Newer buildings are constructed largely with man-made building materials and furnished with synthetic carpeting, fabrics, laminated counters, plastic coated wallpaper, and other materials known to "off-gas" pollutants into the interior environment.

The advent of the "energy crisis" has increased the problems associated with indoor pollutants. Newly constructed buildings are better insulated and sealed tightly to conserve heat or air-conditioning. While it does save both money and energy, this new found efficiency has its downside in that more pollutants may be trapped indoors.

If your home is old enough to be leaky and drafty, you may not need to worry but if you live or work in a newer, energy-efficient building the liberal use of houseplants seems like an easy way to help make a dent in the indoor pollution problem. The NASA studies generated the recommendation to use 15 to 18 good-sized houseplants (6 to 8-inch diameter containers) to improve air quality in an average 1,800 square foot house.

Following is a brief list of plants found to be most effective in removing indoor air pollutants: Ficus, English Ivy, Spider Plant, Golden Pothos, Peace Lily, Chinese Evergreen, Bamboo Palm, Snake Plant, Philodendron, Dracaena and ZZ Plant.

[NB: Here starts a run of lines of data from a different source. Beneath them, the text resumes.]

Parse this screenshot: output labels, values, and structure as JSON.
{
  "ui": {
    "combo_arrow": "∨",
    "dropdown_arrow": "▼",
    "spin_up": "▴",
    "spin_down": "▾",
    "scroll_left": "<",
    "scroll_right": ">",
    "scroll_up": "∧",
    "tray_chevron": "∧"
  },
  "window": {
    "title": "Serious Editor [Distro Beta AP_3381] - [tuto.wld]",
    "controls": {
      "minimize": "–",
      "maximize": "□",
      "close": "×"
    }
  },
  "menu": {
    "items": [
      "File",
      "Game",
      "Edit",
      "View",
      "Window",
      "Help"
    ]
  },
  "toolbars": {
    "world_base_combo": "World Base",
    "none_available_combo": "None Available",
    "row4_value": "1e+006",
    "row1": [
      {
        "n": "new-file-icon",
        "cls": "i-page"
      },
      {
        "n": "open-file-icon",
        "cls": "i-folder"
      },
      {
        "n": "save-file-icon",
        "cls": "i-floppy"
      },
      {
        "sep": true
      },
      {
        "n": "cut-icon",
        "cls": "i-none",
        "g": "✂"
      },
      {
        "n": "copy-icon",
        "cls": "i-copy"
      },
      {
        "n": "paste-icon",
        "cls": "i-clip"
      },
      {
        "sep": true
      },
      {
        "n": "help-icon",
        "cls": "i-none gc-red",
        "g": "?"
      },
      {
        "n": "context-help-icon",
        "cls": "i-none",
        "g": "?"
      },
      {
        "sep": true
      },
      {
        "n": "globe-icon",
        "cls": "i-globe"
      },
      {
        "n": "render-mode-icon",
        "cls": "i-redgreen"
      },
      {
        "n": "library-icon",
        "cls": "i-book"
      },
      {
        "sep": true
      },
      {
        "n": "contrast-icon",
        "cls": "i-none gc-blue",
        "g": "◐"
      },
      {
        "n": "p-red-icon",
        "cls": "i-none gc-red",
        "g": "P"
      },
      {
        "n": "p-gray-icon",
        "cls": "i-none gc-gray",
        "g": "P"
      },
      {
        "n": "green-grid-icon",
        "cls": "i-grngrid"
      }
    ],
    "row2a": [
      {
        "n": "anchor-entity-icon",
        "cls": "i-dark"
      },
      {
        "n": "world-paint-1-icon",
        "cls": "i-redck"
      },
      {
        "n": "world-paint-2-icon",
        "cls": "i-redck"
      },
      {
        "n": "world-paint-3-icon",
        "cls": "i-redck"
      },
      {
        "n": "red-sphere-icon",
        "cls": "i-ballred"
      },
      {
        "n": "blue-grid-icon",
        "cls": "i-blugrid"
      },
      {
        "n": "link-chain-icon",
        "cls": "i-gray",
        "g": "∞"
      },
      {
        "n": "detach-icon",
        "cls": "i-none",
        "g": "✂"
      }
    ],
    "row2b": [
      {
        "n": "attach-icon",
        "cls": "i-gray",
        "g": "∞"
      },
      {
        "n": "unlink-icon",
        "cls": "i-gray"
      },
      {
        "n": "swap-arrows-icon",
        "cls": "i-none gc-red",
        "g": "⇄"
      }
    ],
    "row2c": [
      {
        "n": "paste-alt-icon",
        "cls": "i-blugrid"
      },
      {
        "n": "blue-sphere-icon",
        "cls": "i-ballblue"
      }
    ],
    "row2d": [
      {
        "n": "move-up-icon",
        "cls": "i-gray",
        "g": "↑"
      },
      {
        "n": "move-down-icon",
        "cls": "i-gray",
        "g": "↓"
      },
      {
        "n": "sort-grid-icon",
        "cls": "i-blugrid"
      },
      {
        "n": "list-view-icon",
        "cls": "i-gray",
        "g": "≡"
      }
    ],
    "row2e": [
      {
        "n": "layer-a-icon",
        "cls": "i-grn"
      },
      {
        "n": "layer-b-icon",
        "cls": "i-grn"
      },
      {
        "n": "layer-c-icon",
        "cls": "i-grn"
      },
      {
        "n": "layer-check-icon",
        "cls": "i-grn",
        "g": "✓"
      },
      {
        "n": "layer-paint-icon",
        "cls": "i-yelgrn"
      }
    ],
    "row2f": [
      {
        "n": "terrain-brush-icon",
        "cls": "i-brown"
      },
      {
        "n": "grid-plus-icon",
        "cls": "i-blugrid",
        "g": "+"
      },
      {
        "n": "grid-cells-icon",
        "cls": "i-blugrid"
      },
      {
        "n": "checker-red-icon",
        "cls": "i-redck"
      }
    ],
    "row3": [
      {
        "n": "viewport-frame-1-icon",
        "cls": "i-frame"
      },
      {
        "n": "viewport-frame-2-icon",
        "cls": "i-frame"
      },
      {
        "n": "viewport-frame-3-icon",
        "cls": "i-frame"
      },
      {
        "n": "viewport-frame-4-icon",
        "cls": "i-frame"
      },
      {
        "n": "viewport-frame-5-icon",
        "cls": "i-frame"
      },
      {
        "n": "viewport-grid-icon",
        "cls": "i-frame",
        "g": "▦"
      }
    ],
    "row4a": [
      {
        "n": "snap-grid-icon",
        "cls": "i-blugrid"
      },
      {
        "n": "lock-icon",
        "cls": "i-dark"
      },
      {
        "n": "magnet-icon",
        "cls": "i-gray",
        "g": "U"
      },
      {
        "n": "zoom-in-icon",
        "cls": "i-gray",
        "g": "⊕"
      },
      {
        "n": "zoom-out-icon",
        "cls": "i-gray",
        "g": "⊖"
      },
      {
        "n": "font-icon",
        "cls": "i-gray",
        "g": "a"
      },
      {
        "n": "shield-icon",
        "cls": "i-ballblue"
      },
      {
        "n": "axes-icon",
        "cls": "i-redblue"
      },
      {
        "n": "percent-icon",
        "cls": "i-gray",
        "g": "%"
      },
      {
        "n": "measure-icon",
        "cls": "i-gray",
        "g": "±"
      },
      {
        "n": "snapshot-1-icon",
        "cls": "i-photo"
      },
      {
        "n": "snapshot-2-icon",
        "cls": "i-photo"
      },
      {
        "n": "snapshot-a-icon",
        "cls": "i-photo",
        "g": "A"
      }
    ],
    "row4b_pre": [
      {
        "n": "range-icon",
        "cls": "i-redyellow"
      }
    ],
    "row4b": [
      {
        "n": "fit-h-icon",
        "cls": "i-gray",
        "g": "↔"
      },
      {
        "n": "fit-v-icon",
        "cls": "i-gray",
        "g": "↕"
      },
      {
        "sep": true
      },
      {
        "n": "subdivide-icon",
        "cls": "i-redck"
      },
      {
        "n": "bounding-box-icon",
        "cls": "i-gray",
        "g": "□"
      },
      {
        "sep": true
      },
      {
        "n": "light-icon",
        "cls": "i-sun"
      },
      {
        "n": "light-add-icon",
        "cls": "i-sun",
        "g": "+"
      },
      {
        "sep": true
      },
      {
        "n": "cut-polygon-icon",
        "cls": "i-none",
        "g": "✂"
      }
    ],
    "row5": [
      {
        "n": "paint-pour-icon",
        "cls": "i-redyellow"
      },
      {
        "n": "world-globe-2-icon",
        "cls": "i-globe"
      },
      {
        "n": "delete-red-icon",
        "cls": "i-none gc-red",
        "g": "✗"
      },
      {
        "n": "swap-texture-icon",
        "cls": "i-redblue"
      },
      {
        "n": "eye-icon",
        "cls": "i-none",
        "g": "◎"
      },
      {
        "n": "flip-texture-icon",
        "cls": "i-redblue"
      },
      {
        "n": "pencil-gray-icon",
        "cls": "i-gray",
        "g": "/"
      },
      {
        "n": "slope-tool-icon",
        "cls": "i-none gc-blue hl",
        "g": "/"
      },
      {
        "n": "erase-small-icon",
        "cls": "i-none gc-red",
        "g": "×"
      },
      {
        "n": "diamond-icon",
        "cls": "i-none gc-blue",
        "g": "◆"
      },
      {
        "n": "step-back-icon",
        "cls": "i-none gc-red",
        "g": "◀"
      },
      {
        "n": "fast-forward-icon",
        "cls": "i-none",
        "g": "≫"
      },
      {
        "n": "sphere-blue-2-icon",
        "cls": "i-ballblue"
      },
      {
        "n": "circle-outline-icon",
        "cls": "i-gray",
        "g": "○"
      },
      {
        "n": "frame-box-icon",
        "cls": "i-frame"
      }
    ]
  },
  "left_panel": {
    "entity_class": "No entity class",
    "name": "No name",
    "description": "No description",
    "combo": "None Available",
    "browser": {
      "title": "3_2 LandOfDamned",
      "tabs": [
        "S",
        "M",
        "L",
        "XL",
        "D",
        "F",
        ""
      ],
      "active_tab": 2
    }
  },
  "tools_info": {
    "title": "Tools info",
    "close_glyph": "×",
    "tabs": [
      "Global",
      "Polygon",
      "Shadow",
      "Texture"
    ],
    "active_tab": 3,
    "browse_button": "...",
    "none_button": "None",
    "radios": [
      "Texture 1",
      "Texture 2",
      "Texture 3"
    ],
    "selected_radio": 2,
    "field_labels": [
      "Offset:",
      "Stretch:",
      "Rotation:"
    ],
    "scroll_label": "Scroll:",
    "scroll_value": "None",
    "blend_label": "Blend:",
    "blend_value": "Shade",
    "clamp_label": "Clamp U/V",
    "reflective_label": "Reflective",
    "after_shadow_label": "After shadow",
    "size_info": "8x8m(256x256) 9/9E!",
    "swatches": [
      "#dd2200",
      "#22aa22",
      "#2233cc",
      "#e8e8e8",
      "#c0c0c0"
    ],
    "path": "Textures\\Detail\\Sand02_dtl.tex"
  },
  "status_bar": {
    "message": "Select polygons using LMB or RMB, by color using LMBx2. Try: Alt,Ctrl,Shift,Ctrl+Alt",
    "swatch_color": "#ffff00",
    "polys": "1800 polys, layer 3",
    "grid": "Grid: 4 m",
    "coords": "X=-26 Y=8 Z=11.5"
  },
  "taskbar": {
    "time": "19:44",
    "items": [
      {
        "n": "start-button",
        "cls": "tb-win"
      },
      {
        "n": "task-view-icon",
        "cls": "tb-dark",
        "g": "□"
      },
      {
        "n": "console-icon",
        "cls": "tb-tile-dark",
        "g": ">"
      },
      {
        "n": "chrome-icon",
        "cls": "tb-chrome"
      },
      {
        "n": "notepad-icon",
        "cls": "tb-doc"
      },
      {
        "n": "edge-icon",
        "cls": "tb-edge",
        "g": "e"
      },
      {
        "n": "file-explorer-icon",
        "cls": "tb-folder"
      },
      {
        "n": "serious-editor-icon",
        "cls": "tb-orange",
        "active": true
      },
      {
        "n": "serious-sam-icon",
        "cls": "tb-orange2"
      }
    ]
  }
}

Getting healthy with houseplants can be as easy on the eyes as it is on your health. Utilize local gardening professionals to select plants best suited to your specific home or office environments.

Now get out there and clean up your act and decorate your home or office with a few air cleansing, tropical plants.

Jeff Griff
Lowe’s Greenhouse
www.lowesgreenhouse.com